8 must-reads detail how to verify information in real-time, from social media, users
Over the past couple of years, I’ve been trying to collect every good piece of writing and advice about verifying social media content and other types of information that flow across networks. This form of verification involves some new tools and techniques, and requires a basic understanding of the way networks operate and how people use them. It also requires many of the so-called old school values and techniques that have been around for a while: being skeptical, asking questions, tracking down high quality sources, exercising restraint, collaborating and communicating with team members. For example, lots of people talk about how Andy Carvin does crowdsourced verification and turns his Twitter feed into a real time newswire. Lost in the discussion is the fact that Carvin also develops sources and contacts on the ground and stays in touch with them on Skype and through other means. What you see on Twitter is only one part of the process. Some things never go out of style. From the post:

Related:  CurationEvaluation Skills

ON CURATING—A new web-based publication focusing on curatorial practice and theory, by Dorothee Richter ON CURATING—A new web-based publication focusing on curatorial practice and theoryPublisher: Dorothee Richter The interest of all those involved in the journal, whether curators, lecturers, researchers or participants of curating programs is to create a platform for presentation, discussion and research about this growing area of knowledge.
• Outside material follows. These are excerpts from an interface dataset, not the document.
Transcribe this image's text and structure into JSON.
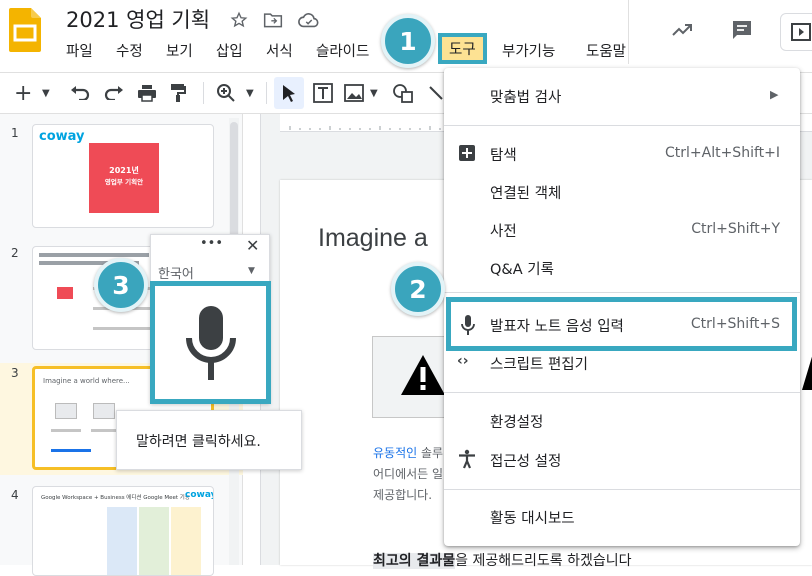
{
  "header": {
    "title": "2021 영업 기획",
    "menu": [
      "파일",
      "수정",
      "보기",
      "삽입",
      "서식",
      "슬라이드",
      "도구",
      "부가기능",
      "도움말"
    ]
  },
  "filmstrip": {
    "slides": [
      {
        "number": "1",
        "brand": "coway",
        "title_line1": "2021년",
        "title_line2": "영업부 기획안"
      },
      {
        "number": "2"
      },
      {
        "number": "3",
        "caption": "Imagine a world where..."
      },
      {
        "number": "4",
        "brand": "coway",
        "caption": "Google Workspace + Business 에디션 Google Meet 기능"
      }
    ]
  },
  "canvas": {
    "heading": "Imagine a",
    "body_link": "유동적인",
    "body_line1": " 솔루",
    "body_line2": "어디에서든 일",
    "body_line3": "제공합니다.",
    "bottom_text_bold": "최고의 결과물",
    "bottom_text_rest": "을 제공해드리도록 하겠습니다"
  },
  "tools_menu": {
    "items": [
      {
        "label": "맞춤법 검사",
        "shortcut": "",
        "icon": "",
        "submenu": true
      },
      {
        "label": "탐색",
        "shortcut": "Ctrl+Alt+Shift+I",
        "icon": "explore-icon"
      },
      {
        "label": "연결된 객체",
        "shortcut": ""
      },
      {
        "label": "사전",
        "shortcut": "Ctrl+Shift+Y"
      },
      {
        "label": "Q&A 기록",
        "shortcut": ""
      },
      {
        "label": "발표자 노트 음성 입력",
        "shortcut": "Ctrl+Shift+S",
        "icon": "mic-icon"
      },
      {
        "label": "스크립트 편집기",
        "shortcut": "",
        "icon": "code-icon"
      },
      {
        "label": "환경설정",
        "shortcut": ""
      },
      {
        "label": "접근성 설정",
        "shortcut": "",
        "icon": "accessibility-icon"
      },
      {
        "label": "활동 대시보드",
        "shortcut": ""
      }
    ]
  },
  "voice_panel": {
    "dots": "•••",
    "close": "✕",
    "language": "한국어",
    "tooltip": "말하려면 클릭하세요."
  },
  "callouts": [
    "1",
    "2",
    "3"
  ],
  "colors": {
    "callout": "#3aa5bd",
    "active_menu_bg": "#fde293",
    "selected_slide_border": "#f6bf26",
    "slides_logo": "#f4b400"
  }
}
To expand the pool of those involved we aim to cooperate with different institutions and people for every new issue.

model lesson 1 ready-to-go mini lesson LESSON 1 "Think Aloud" Demonstration Time: 10-15 minutes as follows: 5 minutes think aloud 5 minutes search as individuals 5 minutes collect findings Materials: Take charge of the curation wave with these slick tools TweetTweet A Twitter best practices page on curated by Debra Askanase. Why, Bundlr, Pearltrees, Storify & Pinterest should be part of your Web marketing plan Second of two parts. Also see: • Top tools to help you curate business content Guest post by Gianluca FiorelliSEOmoz

Teaher's Guide to Information Crap Detection Information overload, information crap,information pollution...are some of the words that are being used now to describe the tsunami of irrelevant information we are bombarded with day and night.In December 2009, Google began customizing its search results for all users, and we entered a new era of personalization. With little notice or fanfare, our online experience is changing, as the websites we visit are increasingly tailoring themselves to us.Everywhere you turn you find information that seems relevant to you but in fact is nothing but crap. This is probably why Eli Pariser recommended what he called Information Bubble.
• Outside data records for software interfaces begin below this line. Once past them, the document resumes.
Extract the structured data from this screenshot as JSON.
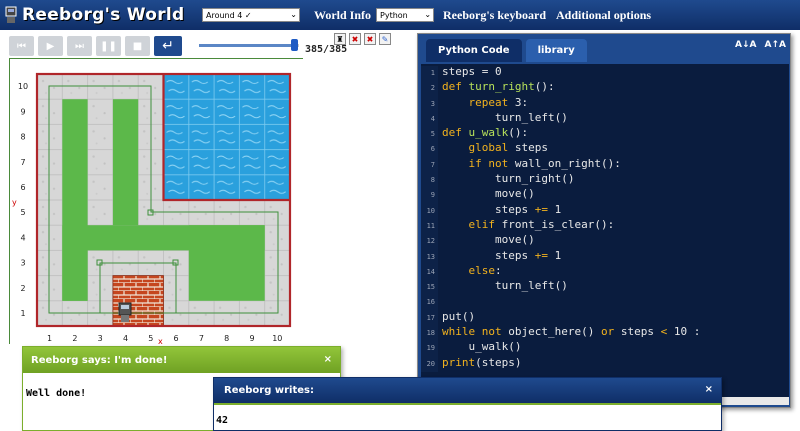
{
  "header": {
    "app_title": "Reeborg's World",
    "world_select_value": "Around 4 ✓",
    "world_info_label": "World Info",
    "language_select_value": "Python",
    "keyboard_label": "Reeborg's keyboard",
    "options_label": "Additional options"
  },
  "controls": {
    "buttons": [
      "reload-icon",
      "run-icon",
      "step-icon",
      "pause-icon",
      "stop-icon",
      "return-icon"
    ],
    "step_counter": "385/385",
    "slider_fraction": 0.95
  },
  "world": {
    "x_axis_labels": [
      "1",
      "2",
      "3",
      "4",
      "5",
      "6",
      "7",
      "8",
      "9",
      "10"
    ],
    "y_axis_labels": [
      "1",
      "2",
      "3",
      "4",
      "5",
      "6",
      "7",
      "8",
      "9",
      "10"
    ],
    "x_axis_letter": "x",
    "y_axis_letter": "y"
  },
  "editor": {
    "tabs": [
      "Python Code",
      "library"
    ],
    "font_buttons": [
      "A↓A",
      "A↑A"
    ],
    "code_lines": [
      "steps = 0",
      "def turn_right():",
      "    repeat 3:",
      "        turn_left()",
      "def u_walk():",
      "    global steps",
      "    if not wall_on_right():",
      "        turn_right()",
      "        move()",
      "        steps += 1",
      "    elif front_is_clear():",
      "        move()",
      "        steps += 1",
      "    else:",
      "        turn_left()",
      "",
      "put()",
      "while not object_here() or steps < 10 :",
      "    u_walk()",
      "print(steps)"
    ]
  },
  "dialogs": {
    "says_title": "Reeborg says: I'm done!",
    "says_body": "Well done!",
    "writes_title": "Reeborg writes:",
    "writes_body": "42",
    "close_symbol": "×"
  },
  "colors": {
    "header_blue": "#1f4a8e",
    "grass": "#5cb84a",
    "water": "#2aa0dd",
    "wall": "#b0262a",
    "brick": "#c5461f",
    "dialog_green": "#7cae2c"
  }
}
Once you go Diigo, you’ll never go back. There’s more information on the Internet than anyone can get a handle on. One way to keep your favorite sites organized is to bookmark them right in your browser. I’ve been doing it this way for well over a decade, but it has its drawbacks, the main one being that the bookmarks live on my computer. If I’m somewhere else, I can’t get to them. Web-based bookmarking tools like Delicious or Google Bookmarks allow you to collect bookmarks online, so you can access them anywhere. I’ve looked at both of these and they’re good.
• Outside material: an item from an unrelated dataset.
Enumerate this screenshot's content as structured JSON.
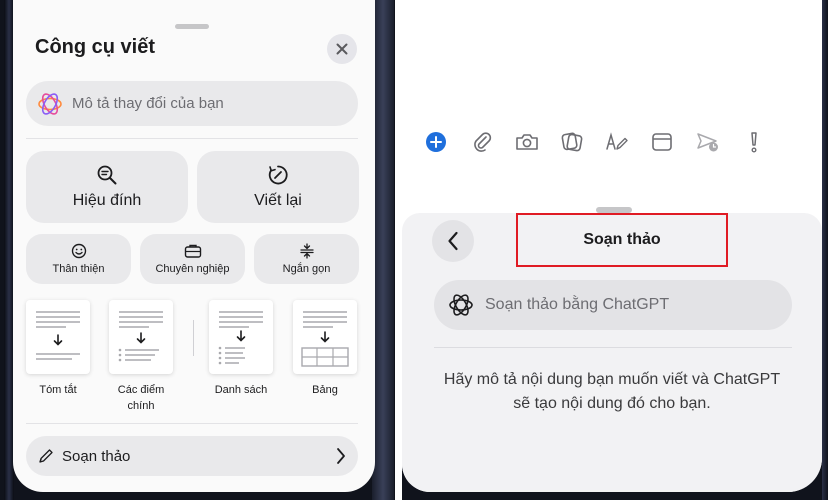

Evaluating Web Pages: Techniques to Apply & Questions to Ask 1. What can the URL tell you? Techniques for Web Evaluation : 1. Before you leave the list of search results -- before you click and get interested in anything written on the page -- glean all you can from the URLs of each page.

Too busy to blog? 3 tips for curating social media content - Vote for the best company in Orlando's business competition Guest blogger Dov Hirsch is the senior director of corporate communications for Nashville-based Alana HealthCare. "There are no new ideas — only new ways of making them felt." ~ Audre Lorde Today, information is created, remixed and shared several times over, faster than ever before. Yet as much as the communication landscape has changed, one age-old rule of the discipline still stands tall – content is king. Whether you're tweeting or going to print, publishing quality, engaging and appropriate content remains the single most important element of any communication effort.

How to Learn (Almost) Anything This is a guest post by Glen Allsopp of PluginID. Have you ever read an informative book, only to later remember just a few main points — if anything at all? The problem might be that you’re using one of the least efficient ways of learning available. The Cone of Learning

Quix Help - Quix Quix is a bookmarklet which opens a prompt, and then responds to commands. When you type whois, for instance, it’ll take you to a page with the whois of the domain you’re currently on. It can also understand more complex commands, like gs help, that will make it go to Google, searching the current site for the text “help”.